__Required action__.
Could you find each line of the data below that contains the word "JSON" and copy those lines?

»»

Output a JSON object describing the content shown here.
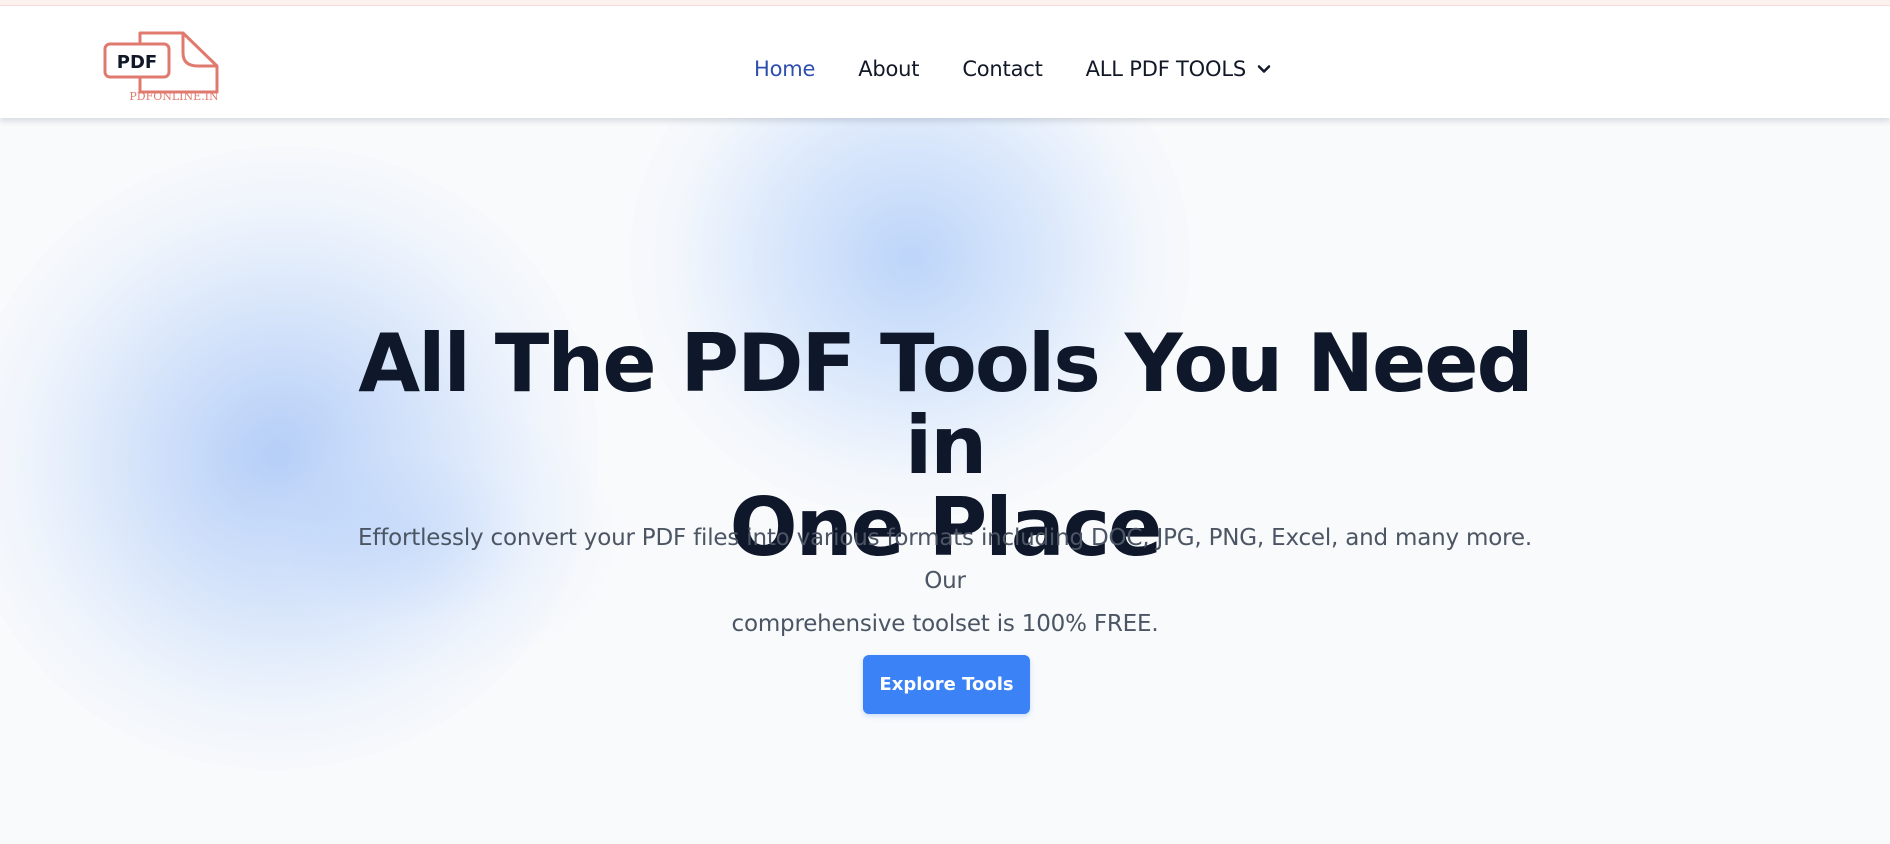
{
  "logo": {
    "badge_text": "PDF",
    "domain_text": "PDFONLINE.IN",
    "colors": {
      "stroke": "#e07a6f",
      "badge_text": "#111827"
    }
  },
  "nav": {
    "items": [
      {
        "label": "Home",
        "active": true
      },
      {
        "label": "About"
      },
      {
        "label": "Contact"
      },
      {
        "label": "ALL PDF TOOLS",
        "icon": "chevron-down-icon"
      }
    ]
  },
  "hero": {
    "title_line1": "All The PDF Tools You Need in",
    "title_line2": "One Place",
    "subtitle_line1": "Effortlessly convert your PDF files into various formats including DOC, JPG, PNG, Excel, and many more. Our",
    "subtitle_line2": "comprehensive toolset is 100% FREE.",
    "button_label": "Explore Tools"
  },
  "colors": {
    "accent": "#3b82f6",
    "active_nav": "#2f4fae",
    "title": "#0f172a",
    "subtitle": "#4b5563",
    "background": "#f8fafc"
  }
}
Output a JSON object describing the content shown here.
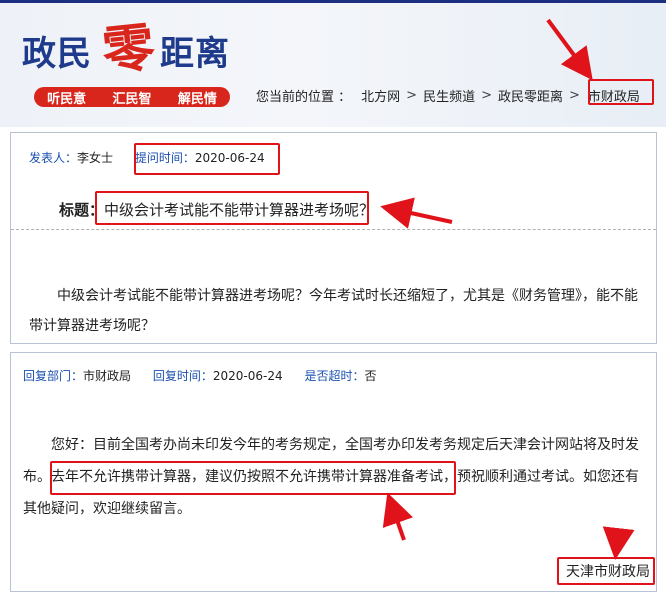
{
  "header": {
    "logo_left": "政民",
    "logo_zero": "零",
    "logo_right": "距离",
    "slogans": [
      "听民意",
      "汇民智",
      "解民情"
    ]
  },
  "breadcrumb": {
    "lead": "您当前的位置 ：",
    "items": [
      "北方网",
      "民生频道",
      "政民零距离",
      "市财政局"
    ],
    "separator": ">"
  },
  "question": {
    "author_label": "发表人：",
    "author": "李女士",
    "time_label": "提问时间：",
    "time": "2020-06-24",
    "title_label": "标题：",
    "title": "中级会计考试能不能带计算器进考场呢？",
    "body": "中级会计考试能不能带计算器进考场呢？今年考试时长还缩短了，尤其是《财务管理》，能不能带计算器进考场呢？"
  },
  "reply": {
    "dept_label": "回复部门：",
    "dept": "市财政局",
    "time_label": "回复时间：",
    "time": "2020-06-24",
    "overdue_label": "是否超时：",
    "overdue": "否",
    "body_1": "您好：目前全国考办尚未印发今年的考务规定，全国考办印发考务规定后天津会计网站将及时发布。",
    "body_highlight": "去年不允许携带计算器，建议仍按照不允许携带计算器准备考试，",
    "body_2": "预祝顺利通过考试。如您还有其他疑问，欢迎继续留言。",
    "signature": "天津市财政局"
  },
  "colors": {
    "brand_blue": "#1e3a8a",
    "brand_red": "#d9261c",
    "link_blue": "#1a4fb0",
    "highlight_red": "#e0131a"
  }
}
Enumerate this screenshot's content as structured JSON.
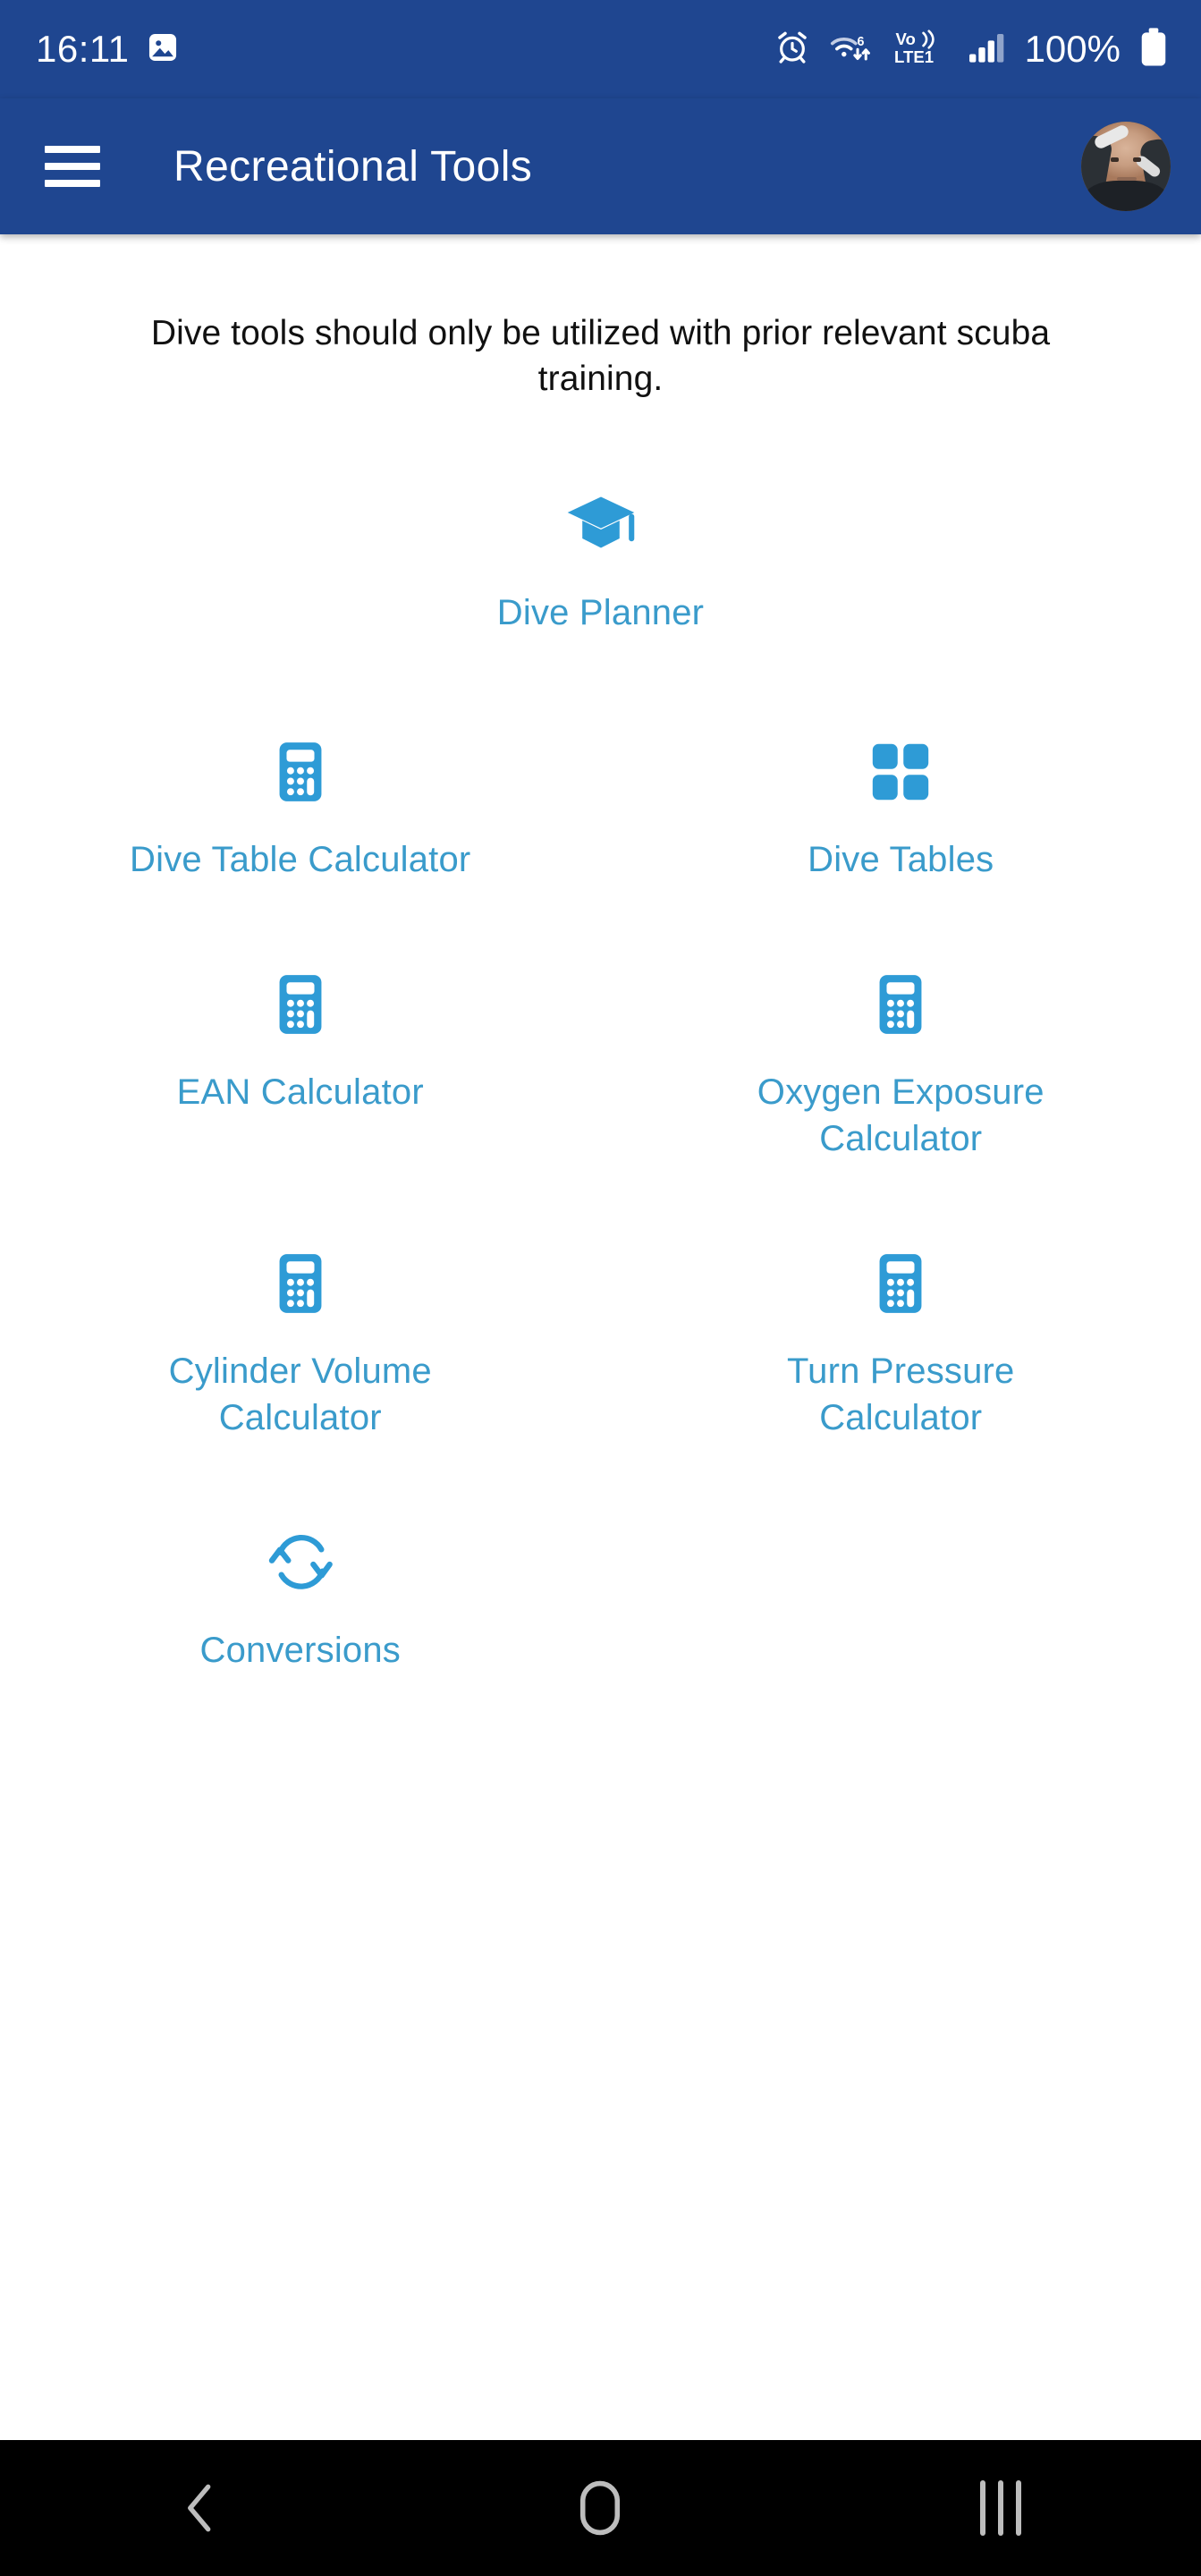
{
  "status_bar": {
    "time": "16:11",
    "battery_percent": "100%",
    "network_label": "LTE1",
    "volte_label": "Vo))",
    "wifi_generation": "6",
    "icons": [
      "screenshot-icon",
      "alarm-icon",
      "wifi-icon",
      "volte-icon",
      "signal-icon",
      "battery-icon"
    ]
  },
  "app_bar": {
    "title": "Recreational Tools",
    "menu_icon": "hamburger-menu-icon",
    "avatar_label": "user-avatar"
  },
  "content": {
    "disclaimer": "Dive tools should only be utilized with prior relevant scuba training.",
    "tiles": [
      {
        "label": "Dive Planner",
        "icon": "graduation-cap-icon"
      },
      {
        "label": "Dive Table Calculator",
        "icon": "calculator-icon"
      },
      {
        "label": "Dive Tables",
        "icon": "grid-four-squares-icon"
      },
      {
        "label": "EAN Calculator",
        "icon": "calculator-icon"
      },
      {
        "label": "Oxygen Exposure Calculator",
        "icon": "calculator-icon"
      },
      {
        "label": "Cylinder Volume Calculator",
        "icon": "calculator-icon"
      },
      {
        "label": "Turn Pressure Calculator",
        "icon": "calculator-icon"
      },
      {
        "label": "Conversions",
        "icon": "sync-arrows-icon"
      }
    ]
  },
  "nav_bar": {
    "back_icon": "back-chevron-icon",
    "home_icon": "home-circle-icon",
    "recents_icon": "recents-bars-icon"
  },
  "colors": {
    "app_bar_blue": "#1F4690",
    "icon_blue": "#2E9BD6",
    "label_blue": "#3A9BCB",
    "page_background": "#FFFFFF",
    "nav_bar_black": "#000000",
    "nav_icon_gray": "#BDBDBD"
  }
}
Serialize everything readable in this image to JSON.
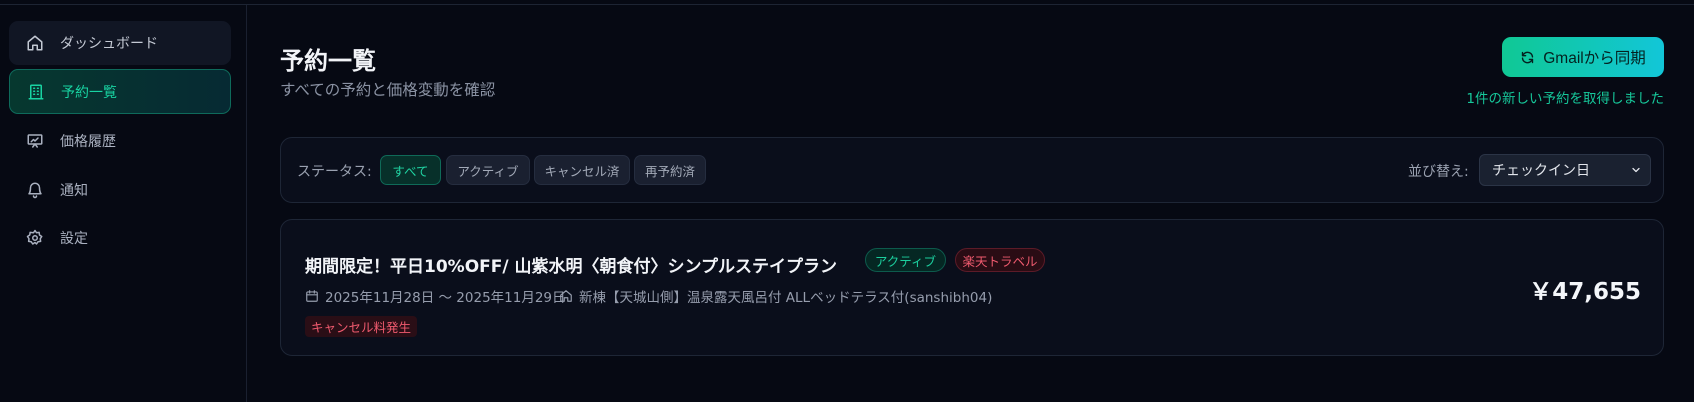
{
  "sidebar": {
    "items": [
      {
        "label": "ダッシュボード",
        "icon": "home-icon"
      },
      {
        "label": "予約一覧",
        "icon": "building-icon"
      },
      {
        "label": "価格履歴",
        "icon": "chart-board-icon"
      },
      {
        "label": "通知",
        "icon": "bell-icon"
      },
      {
        "label": "設定",
        "icon": "gear-icon"
      }
    ]
  },
  "header": {
    "title": "予約一覧",
    "subtitle": "すべての予約と価格変動を確認",
    "sync_button": "Gmailから同期",
    "sync_message": "1件の新しい予約を取得しました"
  },
  "filters": {
    "status_label": "ステータス:",
    "chips": [
      "すべて",
      "アクティブ",
      "キャンセル済",
      "再予約済"
    ],
    "selected": "すべて",
    "sort_label": "並び替え:",
    "sort_value": "チェックイン日"
  },
  "reservations": [
    {
      "title": "期間限定！平日10%OFF/ 山紫水明〈朝食付〉シンプルステイプラン",
      "status": "アクティブ",
      "source": "楽天トラベル",
      "dates": "2025年11月28日 〜 2025年11月29日",
      "room": "新棟【天城山側】温泉露天風呂付 ALLベッドテラス付(sanshibh04)",
      "fee_badge": "キャンセル料発生",
      "price": "￥47,655"
    }
  ],
  "colors": {
    "accent": "#16c79a",
    "background": "#060913",
    "card": "#0a0e1b",
    "danger": "#ef5a6e"
  }
}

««

__Answer space__.
Output a JSON object describing the content shown here.
Output a JSON object describing the content shown here.
Enumerate this screenshot's content as structured JSON.
Serialize everything readable in this image to JSON.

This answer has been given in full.